Diabetes News And Latest Update: Cone Snail Venom Insulin A Key To Better Treatment For Diabetes?
There have been several attempts to create a drug that would help patients diagnosed with diabetes. Now, an Australian study has found that the venom from a species of marine cone snails could be a major key in developing artificial, fast-acting insulin that could lead to more effective insulin therapies for diabetic patients.
According to NDTV, Xinhua News Agency reported that researchers from Melbourne's Walter and Eliza Hall Institute (WEHI) found an unusual 3D structure of the insulin, a hormone that converts glucose ingested in the liver and skeletal muscle cells, inside the cone snail's venom which showed how these natural proteins called Con-Ins G1 can function faster than human insulin.
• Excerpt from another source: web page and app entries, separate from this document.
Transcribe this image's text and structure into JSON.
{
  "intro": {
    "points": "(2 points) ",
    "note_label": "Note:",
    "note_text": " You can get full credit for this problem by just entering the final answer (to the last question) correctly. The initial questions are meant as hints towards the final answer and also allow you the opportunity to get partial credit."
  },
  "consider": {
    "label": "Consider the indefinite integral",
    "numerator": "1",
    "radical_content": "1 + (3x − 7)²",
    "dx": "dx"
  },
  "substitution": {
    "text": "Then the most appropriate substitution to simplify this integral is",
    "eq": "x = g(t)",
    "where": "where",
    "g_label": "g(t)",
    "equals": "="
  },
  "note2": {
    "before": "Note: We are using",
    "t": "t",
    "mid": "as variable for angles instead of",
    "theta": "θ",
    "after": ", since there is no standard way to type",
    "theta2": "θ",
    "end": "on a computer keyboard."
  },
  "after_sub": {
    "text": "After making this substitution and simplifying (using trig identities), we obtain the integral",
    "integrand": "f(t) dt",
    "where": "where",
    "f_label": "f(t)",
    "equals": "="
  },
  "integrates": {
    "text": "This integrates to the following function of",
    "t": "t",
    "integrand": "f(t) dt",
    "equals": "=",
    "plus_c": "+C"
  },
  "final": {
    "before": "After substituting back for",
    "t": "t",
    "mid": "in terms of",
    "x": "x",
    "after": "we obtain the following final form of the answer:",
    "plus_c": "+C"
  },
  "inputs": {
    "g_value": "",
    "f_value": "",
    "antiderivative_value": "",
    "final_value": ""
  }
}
The team was also able to discover that Con-Ins G1 can bind to human receptors, which shows potential to be used in human therapy. Mike Lawrence, leader of WEHI's participation in the research, explained that the discovery was a huge progress and would help scientists create an artificial version of the fast-acting insulin.
"We found that cone snail venom insulins work faster than human insulins by avoiding the structural changes that human insulins undergo in order to function -- they are essentially primed and ready to bind to their receptors," Lawrence said.
Indian Express also reported Lawrence saying that human insulin could be considered 'clunky' compared to the 3D insulin that was found in the cone snail's venom. He explained, "The structure of human insulins contain an extra 'hinge' component that has to open before any 'molecular handshake' or connection between insulin and receptor can take place."
He said that by observing the 3D structure of the snail venom's insulin, they were able to discover how to extract the entire 'hinge' which could hasten the cell's signaling process that would, in turn, speed up the effects of the insulin. These findings were based on earlier studies from 2015 when the University of Utah reported that Conus geographus, a marine cone snail, used insulin-based venom to trap its prey, reported Science Daily.
Researchers said there were fascinated to discover how the cone snail's insulin acted so fast on its prey and that the peptide could have a therapeutic potential in humans. "We were thrilled to find that the principles of cone snail venom insulins could be applied to a human setting," said Helena Safavi-Hemami from the University of Utah.
Meanwhile, it is also important to note that Safavi-Hemami also said the on-going study's next step is to apply these findings to the design of new and better treatments for diabetes, which will give patients faster-acting insulin. The study appears in the journal Nature Structural and Molecular Biology.